I’ve barely touched the surface, but for me, ideas are the easy part. Just being alive gives you ideas. Pay attention. Don’t just write your ideas on stickie notes; write them in a notebook. Watch people and write character studies. Give your nice character a few nasty traits. Have your nasty character do something nice. Describe the man in the wheelchair in downtown Phoenix begging for money. Is he a vet? Where is his family? What happened to him? He has a story. Write it.

______________Mary Verdier

Mary Verdier is a retired attorney with an MFA in Creative Writing from Lesley College. Her novel, Are We Home Yet?, will be available online by mid-December. Purchase the paperback version of Mary’s novel now for $10 by e-mailing maryverdier@mac.com or calling 602-403-0100.

Advertisements
This entry was posted in Mary Verdier and tagged , , , . Bookmark the permalink.

2 Responses to Where do you get YOUR ideas?

  1. Marcie Brock says:

    I was at the QuikTrip near my house, when a very nice-looking, clean-cut homeless man came up and offered me a bag of red licorice. He asked if I had kids in my house who might want it. I told him, “No kids, but my husband will love it.”

    “OK. You give it to him. Someone gave it to me, but I can’t eat it. No teeth.” He then proceeded to tell me how he’d lost his wife, who’d been a school teacher, about a year earlier, and just didn’t care too much anymore. But he was still clean, cordial, and so very kind. I think about him once in a while, and wrote him into a screenplay (still in process) as a mentor to my main character.

    I love this post, Mary! You are absolutely correct: Ideas come from noticing things – and thinking about them.

    Marcie (aka Laura O)

    Like

Leave a Reply

Fill in your details below or click an icon to log in:

WordPress.com Logo

You are commenting using your WordPress.com account. Log Out / Change )

Twitter picture

You are commenting using your Twitter account.
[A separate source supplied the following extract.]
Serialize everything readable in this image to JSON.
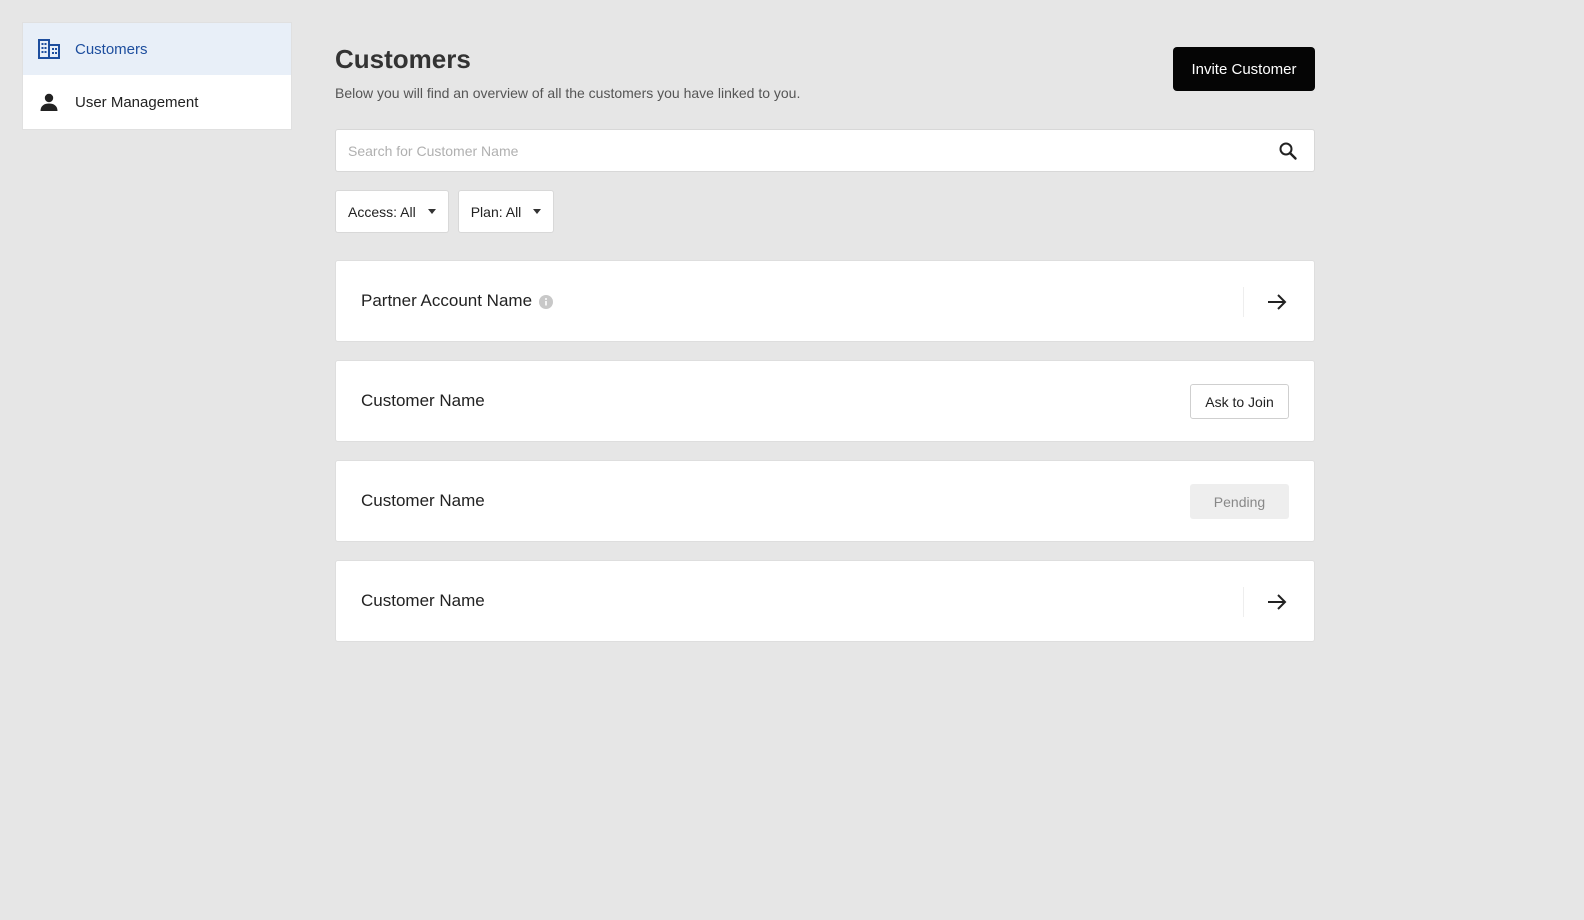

Log Out / Change )

Facebook photo

You are commenting using your Facebook account. Log Out / Change )

Google+ photo

You are commenting using your Google+ account. Log Out / Change )

Connecting to %s